Soren waved his little cowbell each time a racer passed. He strongly preferred the push-rim wheelchairs to the actual runners.
While we debated whether we should go back home to put Soren down for a nap, we looked down to see he was fast asleep. So Tim watched the race while pacing.
And then, after all the anticipation, Tristram finally showed up! With 21 miles down, he looked like he was having the time of his life. But he didn’t see us or hear our shouting. And his wife, Emily, didn’t see him at all! Within seconds, we had formulated a plan to go catch him before the finish line. Six of us sprinted the .8 miles back to our house (although halfway there I realized I didn’t have my keys and had to run back to Tim to get them), jumped in the car, and sped off. I’ll take any chance I can get to pretend I’m a race car driver. During the journey we all attempted to calculate how long it would take him to hit each mile marker, and we had no idea if I could get them there in time to get a glimpse of him running. They hopped out of the car at Kenmore Square, and within minutes I received this picture on my phone. Success!
Our long weekend of fun continued with a visit from Tim’s brother, Ben. We visited Gloucester, spent some time in the Public Garden and the North End, and ate a lot (Regina’s, Bartley’s, Causeway). We’re doing our best to woo him to Boston for grad school.
We love Manchester-by-the-Sea, but this day was just too cold and windy. The presence of geese was enough for Soren, though.
The rest of our month was more typical. Here are the randoms:

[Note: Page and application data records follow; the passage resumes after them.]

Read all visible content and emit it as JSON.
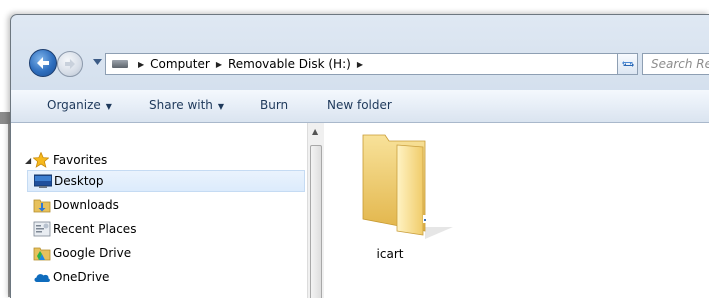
{
  "address": {
    "crumbs": [
      "Computer",
      "Removable Disk (H:)"
    ]
  },
  "search": {
    "placeholder": "Search Rem"
  },
  "toolbar": {
    "organize": "Organize",
    "share_with": "Share with",
    "burn": "Burn",
    "new_folder": "New folder"
  },
  "nav_pane": {
    "favorites": "Favorites",
    "items": [
      {
        "label": "Desktop",
        "icon": "desktop-icon",
        "selected": true
      },
      {
        "label": "Downloads",
        "icon": "downloads-folder-icon"
      },
      {
        "label": "Recent Places",
        "icon": "recent-places-icon"
      },
      {
        "label": "Google Drive",
        "icon": "google-drive-icon"
      },
      {
        "label": "OneDrive",
        "icon": "onedrive-icon"
      }
    ]
  },
  "content": {
    "items": [
      {
        "name": "icart",
        "icon": "folder-icon"
      }
    ]
  },
  "colors": {
    "toolbar_text": "#1e395b",
    "selection_bg": "#dcebfc",
    "folder": "#f3d67a"
  }
}
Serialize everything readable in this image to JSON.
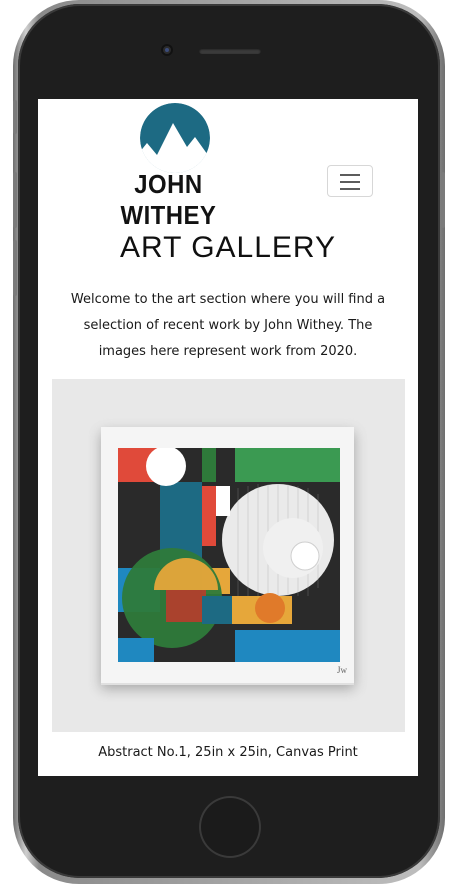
{
  "header": {
    "logo_text": "JOHN WITHEY",
    "logo_mark_color": "#1d6a83",
    "menu_icon": "hamburger-icon"
  },
  "main": {
    "title": "ART GALLERY",
    "intro": "Welcome to the art section where you will find a selection of recent work by John Withey. The images here represent work from 2020.",
    "artwork": {
      "caption": "Abstract No.1, 25in x 25in, Canvas Print",
      "signature": "Jw"
    }
  },
  "colors": {
    "accent_blue": "#1d6a83",
    "art_red": "#e04a3a",
    "art_green": "#3b9a52",
    "art_blue": "#1f88c0",
    "art_orange": "#e07a2a",
    "art_yellow": "#e6a73a",
    "art_black": "#2a2a2a"
  }
}
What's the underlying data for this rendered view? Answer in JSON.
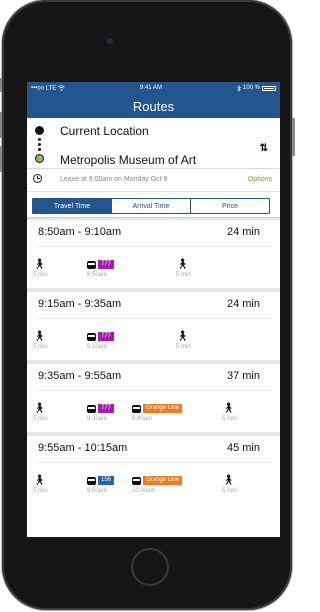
{
  "colors": {
    "nav": "#23558f",
    "accent_green": "#6aaa3a",
    "line_777": "#a21caf",
    "line_orange": "#ef7d1f",
    "line_156": "#2462b0"
  },
  "status_bar": {
    "carrier": "•••oo LTE",
    "wifi_icon": "wifi-icon",
    "time": "9:41 AM",
    "bluetooth_icon": "bluetooth-icon",
    "battery": "100 %"
  },
  "navbar": {
    "title": "Routes"
  },
  "locations": {
    "from": "Current Location",
    "to": "Metropolis Museum of Art",
    "swap_icon": "swap-icon"
  },
  "leave": {
    "text": "Leave at 9:00am on Monday Oct 9",
    "options": "Options"
  },
  "tabs": [
    {
      "label": "Travel Time",
      "active": true
    },
    {
      "label": "Arrival Time",
      "active": false
    },
    {
      "label": "Price",
      "active": false
    }
  ],
  "routes": [
    {
      "time": "8:50am - 9:10am",
      "duration": "24 min",
      "legs": [
        {
          "type": "walk",
          "sub": "5 min"
        },
        {
          "type": "bus",
          "badges": [
            {
              "label": "777",
              "color": "#a21caf"
            }
          ],
          "sub": "8:50am"
        },
        {
          "type": "walk",
          "sub": "5 min"
        }
      ]
    },
    {
      "time": "9:15am - 9:35am",
      "duration": "24 min",
      "legs": [
        {
          "type": "walk",
          "sub": "5 min"
        },
        {
          "type": "bus",
          "badges": [
            {
              "label": "777",
              "color": "#a21caf"
            }
          ],
          "sub": "9:10am"
        },
        {
          "type": "walk",
          "sub": "5 min"
        }
      ]
    },
    {
      "time": "9:35am - 9:55am",
      "duration": "37 min",
      "legs": [
        {
          "type": "walk",
          "sub": "5 min"
        },
        {
          "type": "bus",
          "badges": [
            {
              "label": "777",
              "color": "#a21caf"
            }
          ],
          "sub": "9:30am"
        },
        {
          "type": "train",
          "badges": [
            {
              "label": "Orange Line",
              "color": "#ef7d1f"
            }
          ],
          "sub": "9:40am"
        },
        {
          "type": "walk",
          "sub": "5 min"
        }
      ]
    },
    {
      "time": "9:55am - 10:15am",
      "duration": "45 min",
      "legs": [
        {
          "type": "walk",
          "sub": "5 min"
        },
        {
          "type": "bus",
          "badges": [
            {
              "label": "156",
              "color": "#2462b0"
            }
          ],
          "sub": "9:50am"
        },
        {
          "type": "train",
          "badges": [
            {
              "label": "Orange Line",
              "color": "#ef7d1f"
            }
          ],
          "sub": "10:00am"
        },
        {
          "type": "walk",
          "sub": "5 min"
        }
      ]
    }
  ]
}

I stopped at a thrift store on a whim one day to see if there were any gems for Soren. I scored a Fisher Price popper, a Melissa & Doug train, and this book — now Soren’s favorite of all the books in the world — for about $5.
I was surprised he became so absorbed in a book that doesn’t have a story for me to read to him. So we just look at the pictures and I tell him what each thing is. He can correctly identify about 55 of the “things that go,” including favorites like the rickshaw, street sweeper, high-speed train, and the Chinese junk.
After reading the Atlantic cover story about overprotected kids, I’ve been pining for an “adventure playground.” When I saw this giant pile of sticks at our park, I steered Soren in that direction hoping it would be the equivalent of the “junk” play areas in the UK.
And this is how Soren feels about nursery. He hit our church’s nursery age in February, and he has yet to make it more than 10 minutes in there alone. He likes the toys, he likes the lessons, he likes the songs, and he loves the snack. But all those things are only good if mama or dada is nearby. One Sunday I had to leave for a meeting, so I left a crying Soren and the pacifier in Emily’s capable hands. And I came back to find him conked out in her lap. I think falling asleep was his coping mechanism.